One summer evening discussion on a front porch sparked Webs of Kinship: Family in Northern Cheyenne Nationhood, Christina Gish Hill’s 2017 book from the University of Oklahoma Press. A friend on the Northern Cheyenne Reservation in Montana mentioned that “Dull Knife had a family,” a remark which clarified for Hill the importance of kinship in understanding Indigenous societies on the northern plains. Many historians, ethnographers, and anthropologists have attempted to fit the Cheyenne and other Indigenous people into political boxes such as nation states and tribes. Hill argues that a more accurate method of imagining these Native American polities is by tracing the spiderweb-like links between families and kin across time and space. These networks give the Northern Cheyenne society tremendous resiliency and flexibility, and have allowed them to retain autonomy and land base into the twenty first century. Using the words of several Northern Cheyenne informants, as well as written sources and images, Dr. Hill, an associate professor of anthropology at Iowa State University, recounts the history of the Northern Cheyenne through the tumultuous and tragic nineteenth century, and in doing so presents a compelling example of strength and perseverance through reciprocity and kinship. Stephen Hausmann is a doctoral candidate at Temple University and Visiting Instructor of history at the University of Pittsburgh. He is currently writing his dissertation, a history of race and the environment in the Black Hills and surrounding northern plains region of South Dakota, Wyoming, and Montana. Learn more about your ad choices. Visit megaphone.fm/adchoicesSupport our show by becoming a premium member! https://newbooksnetwork.supportingcast.fm/american-studies
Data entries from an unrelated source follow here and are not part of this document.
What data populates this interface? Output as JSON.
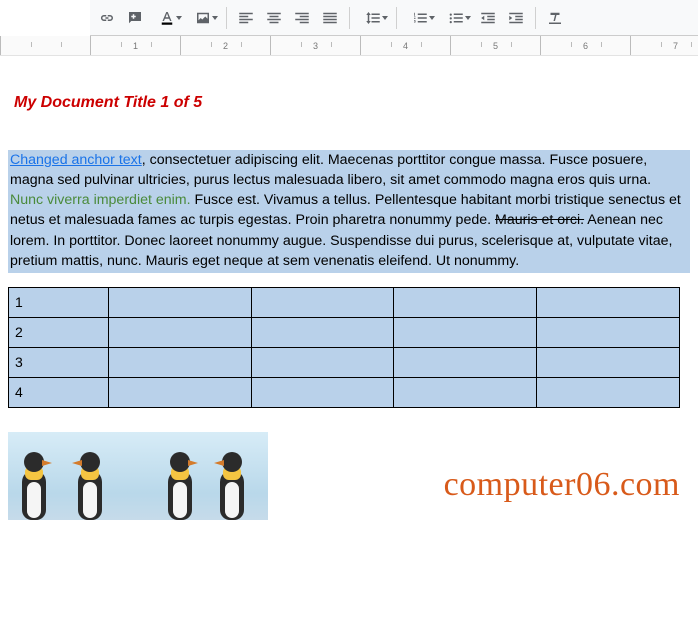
{
  "toolbar": {
    "link_icon": "link",
    "comment_icon": "comment",
    "image_icon": "image",
    "align_left": "align-left",
    "align_center": "align-center",
    "align_right": "align-right",
    "align_justify": "align-justify",
    "line_spacing": "line-spacing",
    "numbered_list": "numbered-list",
    "bulleted_list": "bulleted-list",
    "decrease_indent": "decrease-indent",
    "increase_indent": "increase-indent",
    "clear_formatting": "clear-formatting"
  },
  "ruler": {
    "units": [
      "",
      "1",
      "2",
      "3",
      "4",
      "5",
      "6",
      "7"
    ]
  },
  "title": "My Document Title 1 of 5",
  "body": {
    "anchor_text": "Changed anchor text",
    "seg1": ", consectetuer adipiscing elit. Maecenas porttitor congue massa. Fusce posuere, magna sed pulvinar ultricies, purus lectus malesuada libero, sit amet commodo magna eros quis urna. ",
    "green_text": "Nunc viverra imperdiet enim.",
    "seg2": " Fusce est. Vivamus a tellus. Pellentesque habitant morbi tristique senectus et netus et malesuada fames ac turpis egestas. Proin pharetra nonummy pede. ",
    "strike_text": "Mauris et orci.",
    "seg3": " Aenean nec lorem. In porttitor. Donec laoreet nonummy augue. Suspendisse dui purus, scelerisque at, vulputate vitae, pretium mattis, nunc. Mauris eget neque at sem venenatis eleifend. Ut nonummy."
  },
  "table": {
    "rows": [
      {
        "head": "1",
        "cells": [
          "",
          "",
          "",
          ""
        ]
      },
      {
        "head": "2",
        "cells": [
          "",
          "",
          "",
          ""
        ]
      },
      {
        "head": "3",
        "cells": [
          "",
          "",
          "",
          ""
        ]
      },
      {
        "head": "4",
        "cells": [
          "",
          "",
          "",
          ""
        ]
      }
    ]
  },
  "watermark": "computer06.com"
}
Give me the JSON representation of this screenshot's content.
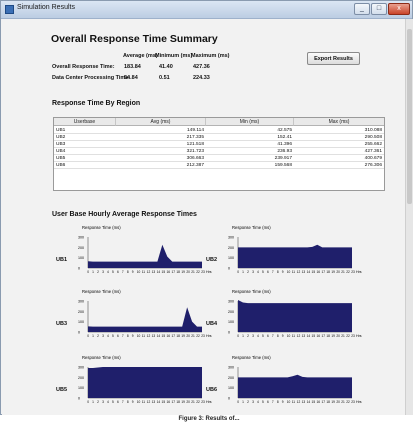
{
  "window": {
    "title": "Simulation Results",
    "min": "_",
    "max": "□",
    "close": "x"
  },
  "summary": {
    "title": "Overall Response Time Summary",
    "headers": [
      "Average (ms)",
      "Minimum (ms)",
      "Maximum (ms)"
    ],
    "rows": [
      {
        "label": "Overall Response Time:",
        "avg": "183.84",
        "min": "41.40",
        "max": "427.36"
      },
      {
        "label": "Data Center Processing Time:",
        "avg": "54.84",
        "min": "0.51",
        "max": "224.33"
      }
    ],
    "export_label": "Export Results"
  },
  "region": {
    "title": "Response Time By Region",
    "columns": [
      "Userbase",
      "Avg (ms)",
      "Min (ms)",
      "Max (ms)"
    ],
    "rows": [
      [
        "UB1",
        "149.114",
        "42.575",
        "310.088"
      ],
      [
        "UB2",
        "217.335",
        "152.41",
        "290.508"
      ],
      [
        "UB3",
        "121.518",
        "41.396",
        "255.662"
      ],
      [
        "UB4",
        "321.723",
        "236.93",
        "427.361"
      ],
      [
        "UB5",
        "306.663",
        "239.917",
        "400.679"
      ],
      [
        "UB6",
        "212.387",
        "159.568",
        "276.306"
      ]
    ]
  },
  "hourly": {
    "title": "User Base Hourly Average Response Times",
    "ylabel": "Response Time (ms)",
    "xunit": "Hrs",
    "hours": [
      "0",
      "1",
      "2",
      "3",
      "4",
      "5",
      "6",
      "7",
      "8",
      "9",
      "10",
      "11",
      "12",
      "13",
      "14",
      "15",
      "16",
      "17",
      "18",
      "19",
      "20",
      "21",
      "22",
      "23"
    ],
    "yticks_a": [
      "300",
      "200",
      "100",
      "0"
    ],
    "yticks_b": [
      "300",
      "200",
      "100",
      "0"
    ]
  },
  "chart_data": [
    {
      "type": "area",
      "name": "UB1",
      "ylim": [
        0,
        300
      ],
      "x": [
        "0",
        "1",
        "2",
        "3",
        "4",
        "5",
        "6",
        "7",
        "8",
        "9",
        "10",
        "11",
        "12",
        "13",
        "14",
        "15",
        "16",
        "17",
        "18",
        "19",
        "20",
        "21",
        "22",
        "23"
      ],
      "values": [
        65,
        62,
        62,
        62,
        62,
        62,
        62,
        62,
        62,
        62,
        62,
        62,
        62,
        62,
        62,
        225,
        110,
        62,
        62,
        62,
        62,
        62,
        62,
        62
      ]
    },
    {
      "type": "area",
      "name": "UB2",
      "ylim": [
        0,
        300
      ],
      "x": [
        "0",
        "1",
        "2",
        "3",
        "4",
        "5",
        "6",
        "7",
        "8",
        "9",
        "10",
        "11",
        "12",
        "13",
        "14",
        "15",
        "16",
        "17",
        "18",
        "19",
        "20",
        "21",
        "22",
        "23"
      ],
      "values": [
        200,
        200,
        200,
        200,
        200,
        200,
        200,
        200,
        200,
        200,
        200,
        200,
        200,
        200,
        200,
        205,
        225,
        200,
        200,
        200,
        200,
        200,
        200,
        200
      ]
    },
    {
      "type": "area",
      "name": "UB3",
      "ylim": [
        0,
        300
      ],
      "x": [
        "0",
        "1",
        "2",
        "3",
        "4",
        "5",
        "6",
        "7",
        "8",
        "9",
        "10",
        "11",
        "12",
        "13",
        "14",
        "15",
        "16",
        "17",
        "18",
        "19",
        "20",
        "21",
        "22",
        "23"
      ],
      "values": [
        55,
        52,
        52,
        52,
        52,
        52,
        52,
        52,
        52,
        52,
        52,
        52,
        52,
        52,
        52,
        52,
        52,
        52,
        52,
        52,
        240,
        100,
        52,
        52
      ]
    },
    {
      "type": "area",
      "name": "UB4",
      "ylim": [
        0,
        300
      ],
      "x": [
        "0",
        "1",
        "2",
        "3",
        "4",
        "5",
        "6",
        "7",
        "8",
        "9",
        "10",
        "11",
        "12",
        "13",
        "14",
        "15",
        "16",
        "17",
        "18",
        "19",
        "20",
        "21",
        "22",
        "23"
      ],
      "values": [
        310,
        285,
        280,
        280,
        280,
        280,
        280,
        280,
        280,
        280,
        280,
        280,
        280,
        280,
        280,
        280,
        280,
        280,
        280,
        280,
        280,
        280,
        280,
        280
      ]
    },
    {
      "type": "area",
      "name": "UB5",
      "ylim": [
        0,
        300
      ],
      "x": [
        "0",
        "1",
        "2",
        "3",
        "4",
        "5",
        "6",
        "7",
        "8",
        "9",
        "10",
        "11",
        "12",
        "13",
        "14",
        "15",
        "16",
        "17",
        "18",
        "19",
        "20",
        "21",
        "22",
        "23"
      ],
      "values": [
        290,
        290,
        295,
        300,
        300,
        300,
        300,
        300,
        300,
        300,
        300,
        300,
        300,
        300,
        300,
        300,
        300,
        300,
        300,
        300,
        300,
        300,
        300,
        300
      ]
    },
    {
      "type": "area",
      "name": "UB6",
      "ylim": [
        0,
        300
      ],
      "x": [
        "0",
        "1",
        "2",
        "3",
        "4",
        "5",
        "6",
        "7",
        "8",
        "9",
        "10",
        "11",
        "12",
        "13",
        "14",
        "15",
        "16",
        "17",
        "18",
        "19",
        "20",
        "21",
        "22",
        "23"
      ],
      "values": [
        200,
        200,
        200,
        200,
        200,
        200,
        200,
        200,
        200,
        200,
        200,
        210,
        225,
        205,
        200,
        200,
        200,
        200,
        200,
        200,
        200,
        200,
        200,
        200
      ]
    }
  ],
  "caption": "Figure 3: Results of...",
  "colors": {
    "area": "#1f1f6b",
    "titlebar": "#bccde3"
  }
}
1hr

14 Aug 2018

Episode artwork

Christina Gish Hill, “Webs of Kinship: Family in Northern Cheyenne Nationhood” (U Oklahoma Press, 2017)

New Books in History
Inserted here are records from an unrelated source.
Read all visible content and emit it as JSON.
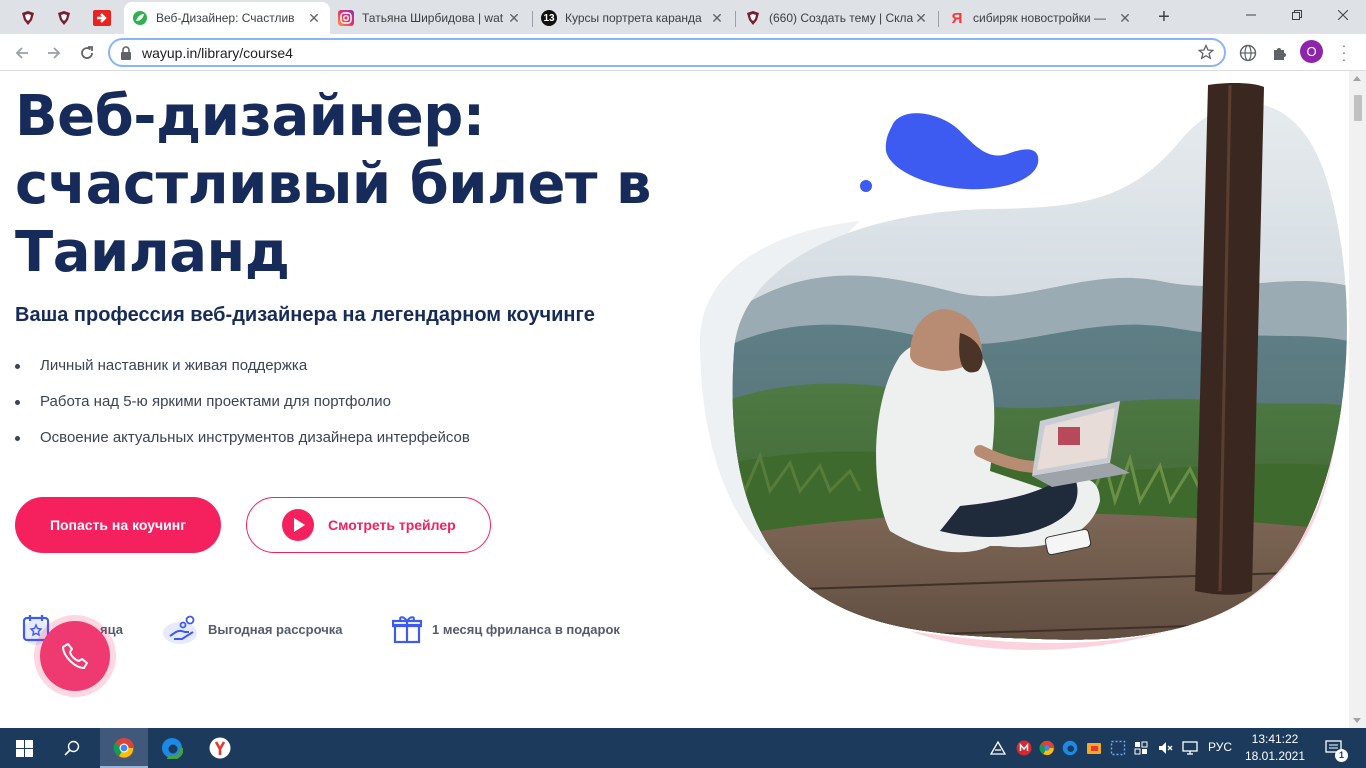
{
  "browser": {
    "tabs": [
      {
        "title": "Веб-Дизайнер: Счастлив",
        "active": true
      },
      {
        "title": "Татьяна Ширбидова | wat",
        "active": false
      },
      {
        "title": "Курсы портрета каранда",
        "active": false
      },
      {
        "title": "(660) Создать тему | Скла",
        "active": false
      },
      {
        "title": "сибиряк новостройки —",
        "active": false
      }
    ],
    "tab_badge_13": "13",
    "url": "wayup.in/library/course4",
    "profile_initial": "O"
  },
  "hero": {
    "title_lines": [
      "Веб-дизайнер:",
      "счастливый билет в",
      "Таиланд"
    ],
    "subtitle": "Ваша профессия веб-дизайнера на легендарном коучинге",
    "features": [
      "Личный наставник и живая поддержка",
      "Работа над 5-ю яркими проектами для портфолио",
      "Освоение актуальных инструментов дизайнера интерфейсов"
    ],
    "primary_button": "Попасть на коучинг",
    "trailer_button": "Смотреть трейлер",
    "perks": [
      {
        "label": "яца",
        "icon": "calendar-icon"
      },
      {
        "label": "Выгодная рассрочка",
        "icon": "hand-coins-icon"
      },
      {
        "label": "1 месяц фриланса в подарок",
        "icon": "gift-icon"
      }
    ]
  },
  "taskbar": {
    "language": "РУС",
    "time": "13:41:22",
    "date": "18.01.2021",
    "notification_count": "1"
  },
  "colors": {
    "accent": "#f5215f",
    "heading": "#172b5a",
    "blob_blue": "#3d5af1",
    "blob_pink": "#fbd3df",
    "taskbar": "#1b3a5c"
  }
}
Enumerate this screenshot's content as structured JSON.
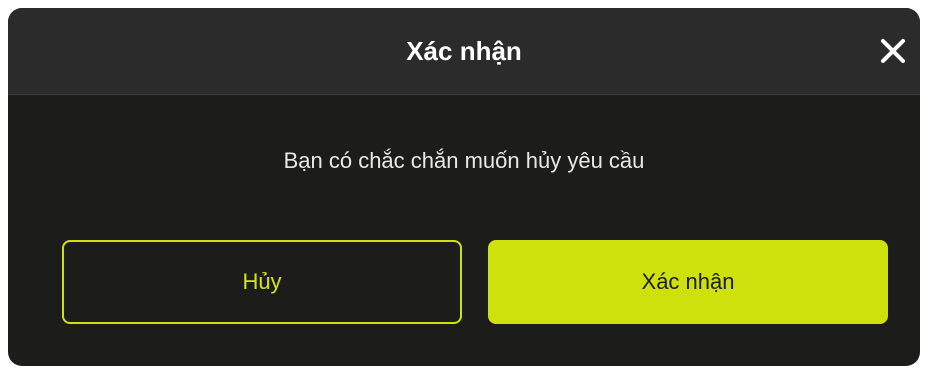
{
  "dialog": {
    "title": "Xác nhận",
    "close_icon": "close-icon",
    "message": "Bạn có chắc chắn muốn hủy yêu cầu",
    "cancel_label": "Hủy",
    "confirm_label": "Xác nhận"
  },
  "colors": {
    "accent": "#cfe10d",
    "dialog_background": "#1c1d1a",
    "header_background": "#2b2b2b"
  }
}
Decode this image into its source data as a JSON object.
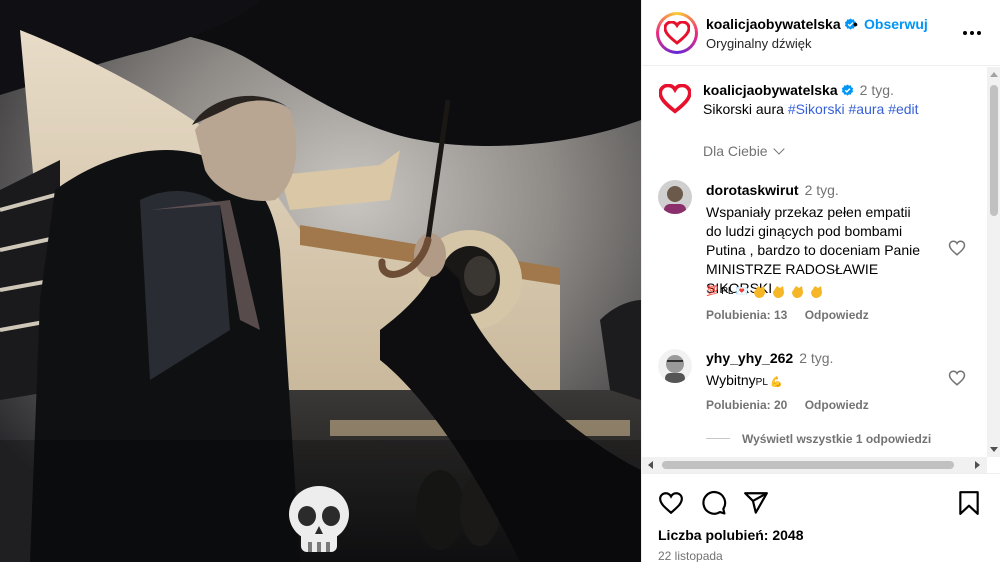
{
  "header": {
    "username": "koalicjaobywatelska",
    "follow_label": "Obserwuj",
    "separator": "•",
    "audio": "Oryginalny dźwięk"
  },
  "caption": {
    "username": "koalicjaobywatelska",
    "time": "2 tyg.",
    "text": "Sikorski aura",
    "hashtags": [
      "#Sikorski",
      "#aura",
      "#edit"
    ]
  },
  "for_you_label": "Dla Ciebie",
  "comments": [
    {
      "username": "dorotaskwirut",
      "time": "2 tyg.",
      "lines": [
        "Wspaniały przekaz pełen empatii",
        "do ludzi ginących pod bombami",
        "Putina , bardzo to doceniam Panie",
        "MINISTRZE RADOSŁAWIE SIKORSKI"
      ],
      "emoji_text": "💯 PL 💌",
      "likes_label": "Polubienia: 13",
      "reply_label": "Odpowiedz"
    },
    {
      "username": "yhy_yhy_262",
      "time": "2 tyg.",
      "text": "Wybitny",
      "emoji_text": "PL 💪",
      "likes_label": "Polubienia: 20",
      "reply_label": "Odpowiedz",
      "view_replies_label": "Wyświetl wszystkie 1 odpowiedzi"
    }
  ],
  "footer": {
    "likes_label": "Liczba polubień: 2048",
    "date": "22 listopada"
  },
  "colors": {
    "accent_blue": "#0095f6",
    "heart_red": "#e8112d",
    "muted": "#737373"
  },
  "icons": [
    "heart-logo-icon",
    "verified-icon",
    "more-icon",
    "heart-icon",
    "comment-icon",
    "share-icon",
    "bookmark-icon",
    "skull-icon",
    "clap-icon"
  ]
}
One summer evening discussion on a front porch sparked Webs of Kinship: Family in Northern Cheyenne Nationhood, Christina Gish Hill’s 2017 book from the University of Oklahoma Press. A friend on the Northern Cheyenne Reservation in Montana mentioned that “Dull Knife had a family,” a remark which clarified for Hill the importance of kinship in understanding Indigenous societies on the northern plains. Many historians, ethnographers, and anthropologists have attempted to fit the Cheyenne and other Indigenous people into political boxes such as nation states and tribes. Hill argues that a more accurate method of imagining these Native American polities is by tracing the spiderweb-like links between families and kin across time and space. These networks give the Northern Cheyenne society tremendous resiliency and flexibility, and have allowed them to retain autonomy and land base into the twenty first century. Using the words of several Northern Cheyenne informants, as well as written sources and images, Dr. Hill, an associate professor of anthropology at Iowa State University, recounts the history of the Northern Cheyenne through the tumultuous and tragic nineteenth century, and in doing so presents a compelling example of strength and perseverance through reciprocity and kinship. Stephen Hausmann is a doctoral candidate at Temple University and Visiting Instructor of history at the University of Pittsburgh. He is currently writing his dissertation, a history of race and the environment in the Black Hills and surrounding northern plains region of South Dakota, Wyoming, and Montana. Learn more about your ad choices. Visit megaphone.fm/adchoicesSupport our show by becoming a premium member! https://newbooksnetwork.supportingcast.fm/history

1hr

14 Aug 2018